- Court case is one of the first following a Supreme Court ruling on informed consent
- Case follows fears over lapses in patient consent process in the NHS
A woman who was left unable to walk after an operation on her spine has been awarded £4.4m by the High Court after it found the surgeon had failed to ensure she was given informed consent.
Mr Justice Dingemans ruled in favour of Tracy Hassell yesterday. She was operated on at the Mount Vernon Hospital, part of the Hillingdon Hospitals Foundation Trust, in 2011.
The case is one of the first in the country to be brought against the NHS where a patient did not have the full risks of a procedure explained to them. It follows a landmark ruling by the Supreme Court that material risks must be fully explained to patients.
In 2015, HSJ reported on fears among senior figures at the Care Quality Commission and NHS England over lapses in patient consent processes in the NHS, which meant patients were being denied copies of their consent form and the forms vary throughout the country.
Ms Hassell was operated on by spinal orthopaedic surgeon Shaun Ridgeway after an MRI scan identified spondylolisthesis – a condition where a bone in her vertebra has slid over the bone below leading to her spinal cord being squeezed.
She underwent a series of operations between 2009 and 2011 to tackle the pain until in October 2011 she had an operation that left her paralysed on her right side and with weakness on her left side.
The judge said Mr Ridgeway did not properly explain the risks of the surgery and had he done so, it was likely that Ms Hassell would not have agreed to the operation.
He said: “I find that Mr Ridgeway used reasonable care and skill in carrying out the operation, and that I am unable to identify the cause of Ms Hassell’s spinal cord injury. I find that Ms Hassell did not give informed consent to the operation, and that if she had been given information about material risks and conservative treatment Ms Hassell would not have agreed to the operation on 3 October 2011.”
He added: “Whatever Mr Ridgeway’s strengths as a surgeon when carrying out the operation… Mr Ridgeway was not a good communicator about the risks of operations.”
In court, the judge was told Ms Hassell was told the worst case scenario was her spine would have to be fused and there was no discussion about other treatment options such as painkillers or physiotherapy. She claimed Mr Ridgeway told her the operation was routine surgery.
On the day of the operation, Ms Hassell went to the hospital with her husband. Whilst her husband went to get her something from the hospital shop, Mr Ridgeway arrived with the porter and nurse, and Ms Hassell was told that she was going to the operating theatre.
Ms Hassell said she felt nervous and had not said goodbye to her husband.
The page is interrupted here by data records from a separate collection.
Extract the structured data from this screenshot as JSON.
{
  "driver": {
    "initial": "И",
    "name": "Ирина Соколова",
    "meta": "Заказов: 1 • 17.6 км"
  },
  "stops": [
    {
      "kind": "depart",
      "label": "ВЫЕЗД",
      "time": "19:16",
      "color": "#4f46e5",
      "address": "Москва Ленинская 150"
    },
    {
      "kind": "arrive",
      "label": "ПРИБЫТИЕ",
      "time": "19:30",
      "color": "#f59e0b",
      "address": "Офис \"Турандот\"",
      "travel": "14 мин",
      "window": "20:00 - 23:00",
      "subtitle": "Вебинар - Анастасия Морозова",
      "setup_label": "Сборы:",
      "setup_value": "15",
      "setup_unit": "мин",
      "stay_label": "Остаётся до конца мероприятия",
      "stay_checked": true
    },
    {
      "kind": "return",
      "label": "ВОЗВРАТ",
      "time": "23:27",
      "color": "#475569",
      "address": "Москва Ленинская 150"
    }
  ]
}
She was given a consent form to sign but she described the events as a rush and she did not pay attention to what it said. She did not recall any discussion about paralysis.
Olive Lewin, from the medical negligence team at Leigh Day that represented Ms Hassell, said she “was not made aware of the substantial risks such an invasive procedure would have on her and the risk of paralysis, which has had such a calamitous effect on her life.
“The [Supreme Court] ruling should ensure that all patients have the full knowledge of the risks associated with a medical procedure and have a dialogue with the consultant so that they can accurately balance those risks and give truly informed consent.”
Ms Hassell said: “I walked into the Mount Vernon on 3 October and came out in a wheelchair. I spent eight months in hospital, which took me away from my family and friends who have supported me throughout this six year battle.
“Integrity is telling myself the truth, and honesty is telling the truth to other people.”
A spokeswoman from the trust said: “The trust acknowledges that Ms Hassell was left with serious injuries following surgery that was carried out at the Mount Vernon Hospital in 2011, which is a matter of real regret. Nonetheless, the trust felt very strongly that the performance of the surgery itself was carried out to a high standard, and that the poor outcome was a recognised risk of the procedure. The judge agreed with this, and made no criticism of the performance of the operation. He did, however, find fault with the consent process prior to the surgery, and awarded damages to Ms Hassell on that basis.”
6 February 2018